Also known as a cub of water because of its pataudial approach, the tardigrade is a small animal so singular that it forms a separate zoological class, close to arthropods. Measuring a little less than one milimeter on average, it is endowed with a capacity of resistance such as it is without common in the animal kingdom, with the exception of a few bacteria. The tardigrade has developed all over the planet, from the highest peaks to the bottom of the oceans, and from the polar regions to the tropical regions. His incredible ability to adapt is worthy of belonging to the closed club of polyextremophiles, organisms capable of living in extreme conditions. It is able to withstand radiation of 5000 Gy, that is 1100 times more than the human body can bear. But the real super-power of the tardigrade is called cryptobiosis: in this state of metabolic arrest or it lowers its vital activity to 0.01% of the normal, the tardigrade replaces the water of its organism by synthetic sugars, And can then temporarily withstand temperatures ranging from -272 ° to 150 °. It can also survive several years without water or food, before returning to life when conditions are more favorable. In 2007, lateigrades were sent into space on board the Foton-M3 capsule to test their resistance to space vacuum and cosmic radiation. More than 68% of the specimens resisted these conditions for 10 days before restoring their DNA back to Earth. The tardigrade is in fact so extraordinary that some of them lend it an extraterrestrial origin: its faculties would have allowed it to arrive on our planet grabbed a meteorite, and to survive the voyage …

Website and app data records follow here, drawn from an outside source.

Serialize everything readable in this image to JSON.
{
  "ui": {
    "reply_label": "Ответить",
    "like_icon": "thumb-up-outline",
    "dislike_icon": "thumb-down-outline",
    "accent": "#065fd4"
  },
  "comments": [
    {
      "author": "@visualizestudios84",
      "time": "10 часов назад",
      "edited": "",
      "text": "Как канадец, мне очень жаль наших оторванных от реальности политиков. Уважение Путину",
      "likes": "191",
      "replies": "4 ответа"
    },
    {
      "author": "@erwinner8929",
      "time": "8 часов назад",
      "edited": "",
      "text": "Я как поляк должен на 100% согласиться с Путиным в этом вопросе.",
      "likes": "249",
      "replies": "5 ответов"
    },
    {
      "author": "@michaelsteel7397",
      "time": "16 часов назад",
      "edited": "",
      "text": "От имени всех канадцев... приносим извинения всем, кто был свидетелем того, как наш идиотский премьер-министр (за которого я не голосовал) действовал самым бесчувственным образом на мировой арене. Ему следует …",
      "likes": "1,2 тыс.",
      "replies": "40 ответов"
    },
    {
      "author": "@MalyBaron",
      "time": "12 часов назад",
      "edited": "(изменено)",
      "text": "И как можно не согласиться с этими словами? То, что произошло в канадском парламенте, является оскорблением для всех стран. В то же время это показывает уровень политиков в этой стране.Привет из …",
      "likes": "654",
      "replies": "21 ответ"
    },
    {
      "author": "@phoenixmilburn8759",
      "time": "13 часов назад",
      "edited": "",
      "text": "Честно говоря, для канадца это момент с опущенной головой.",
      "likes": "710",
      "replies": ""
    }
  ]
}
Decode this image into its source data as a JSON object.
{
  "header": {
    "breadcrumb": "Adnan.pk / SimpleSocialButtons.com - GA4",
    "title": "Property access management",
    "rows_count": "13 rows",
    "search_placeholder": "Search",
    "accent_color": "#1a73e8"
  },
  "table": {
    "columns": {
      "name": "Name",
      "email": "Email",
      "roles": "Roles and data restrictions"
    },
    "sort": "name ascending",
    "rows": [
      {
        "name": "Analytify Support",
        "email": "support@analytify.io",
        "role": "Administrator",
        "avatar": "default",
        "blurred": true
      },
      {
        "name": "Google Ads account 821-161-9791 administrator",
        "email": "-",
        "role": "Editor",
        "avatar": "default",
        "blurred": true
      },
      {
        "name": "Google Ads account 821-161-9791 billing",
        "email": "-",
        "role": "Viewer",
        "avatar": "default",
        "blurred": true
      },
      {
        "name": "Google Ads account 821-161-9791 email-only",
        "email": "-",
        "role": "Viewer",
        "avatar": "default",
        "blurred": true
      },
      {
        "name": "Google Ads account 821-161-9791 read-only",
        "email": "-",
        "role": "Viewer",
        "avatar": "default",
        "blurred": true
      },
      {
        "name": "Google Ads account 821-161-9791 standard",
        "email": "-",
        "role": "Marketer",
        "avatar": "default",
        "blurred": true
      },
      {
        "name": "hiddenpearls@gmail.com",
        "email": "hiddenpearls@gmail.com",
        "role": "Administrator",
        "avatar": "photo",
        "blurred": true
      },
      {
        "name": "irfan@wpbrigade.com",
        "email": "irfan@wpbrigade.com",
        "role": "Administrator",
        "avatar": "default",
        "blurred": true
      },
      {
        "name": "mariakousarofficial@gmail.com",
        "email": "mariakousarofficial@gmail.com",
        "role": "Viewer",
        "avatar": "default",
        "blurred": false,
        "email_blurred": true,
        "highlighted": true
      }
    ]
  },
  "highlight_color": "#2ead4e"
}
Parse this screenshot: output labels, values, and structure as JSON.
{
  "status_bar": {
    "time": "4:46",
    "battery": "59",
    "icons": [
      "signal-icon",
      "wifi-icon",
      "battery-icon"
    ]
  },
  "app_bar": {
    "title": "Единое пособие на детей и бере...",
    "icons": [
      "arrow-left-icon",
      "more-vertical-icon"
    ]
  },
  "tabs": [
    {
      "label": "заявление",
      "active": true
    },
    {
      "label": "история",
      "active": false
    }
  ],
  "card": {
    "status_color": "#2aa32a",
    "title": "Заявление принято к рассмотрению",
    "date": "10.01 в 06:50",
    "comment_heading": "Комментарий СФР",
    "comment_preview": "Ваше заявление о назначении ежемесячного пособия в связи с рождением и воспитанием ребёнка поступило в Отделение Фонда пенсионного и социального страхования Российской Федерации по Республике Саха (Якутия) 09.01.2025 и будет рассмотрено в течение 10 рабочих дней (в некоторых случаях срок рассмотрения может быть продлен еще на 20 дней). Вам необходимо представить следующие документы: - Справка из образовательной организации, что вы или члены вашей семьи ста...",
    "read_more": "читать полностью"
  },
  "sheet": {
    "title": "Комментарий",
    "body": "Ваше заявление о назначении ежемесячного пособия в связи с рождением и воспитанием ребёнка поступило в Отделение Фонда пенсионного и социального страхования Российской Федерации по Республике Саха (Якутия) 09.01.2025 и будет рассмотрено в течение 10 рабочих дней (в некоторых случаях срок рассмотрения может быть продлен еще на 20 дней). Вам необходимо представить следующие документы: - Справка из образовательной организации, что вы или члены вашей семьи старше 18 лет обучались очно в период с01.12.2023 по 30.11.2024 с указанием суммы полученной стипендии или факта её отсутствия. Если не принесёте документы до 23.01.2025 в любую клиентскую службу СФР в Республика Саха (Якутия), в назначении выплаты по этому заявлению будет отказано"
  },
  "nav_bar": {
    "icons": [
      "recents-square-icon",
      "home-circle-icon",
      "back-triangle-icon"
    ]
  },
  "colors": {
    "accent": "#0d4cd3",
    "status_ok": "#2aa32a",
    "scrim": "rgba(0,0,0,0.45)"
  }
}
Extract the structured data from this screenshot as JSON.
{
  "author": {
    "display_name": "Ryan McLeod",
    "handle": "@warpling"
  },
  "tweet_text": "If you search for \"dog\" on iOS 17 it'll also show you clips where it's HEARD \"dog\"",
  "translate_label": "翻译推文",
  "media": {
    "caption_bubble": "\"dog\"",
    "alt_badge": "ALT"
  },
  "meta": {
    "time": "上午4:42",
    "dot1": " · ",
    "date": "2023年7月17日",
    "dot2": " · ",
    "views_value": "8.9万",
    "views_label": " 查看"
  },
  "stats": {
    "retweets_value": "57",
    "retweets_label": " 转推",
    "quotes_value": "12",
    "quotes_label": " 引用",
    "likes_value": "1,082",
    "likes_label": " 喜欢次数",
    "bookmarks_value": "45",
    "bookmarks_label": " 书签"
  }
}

Turritopsis nutricula: immortality
Turritopsis nutricula is a small jellyfish that does not exceed 5mm in diameter but fascinates the scientific world: it is the only known creature capable of reversing its aging process. Thanks to a cellular mechanism called transdifferenciation, she is able to recover her juvenile form after reaching adult age, which makes her potentially immortal. Originally from the Caribbean, the jellyfish has spread to all the oceans of the planet, and because of its immortality, scientists fear that its proliferation becomes uncontrollable. According to Dr. Maria Miglietta of the Smithsonian Tropical Research Institute, we are experiencing a “silent global invasion.” However, Turritopsis nutricula remains a victim of its natural predators, and although it is potentially immortal, no specimens have been observed long enough for its age to be estimated. Geneticists and biologists hope to understand the secrets of this unique creature, whose extraordinary power makes all humanity dream …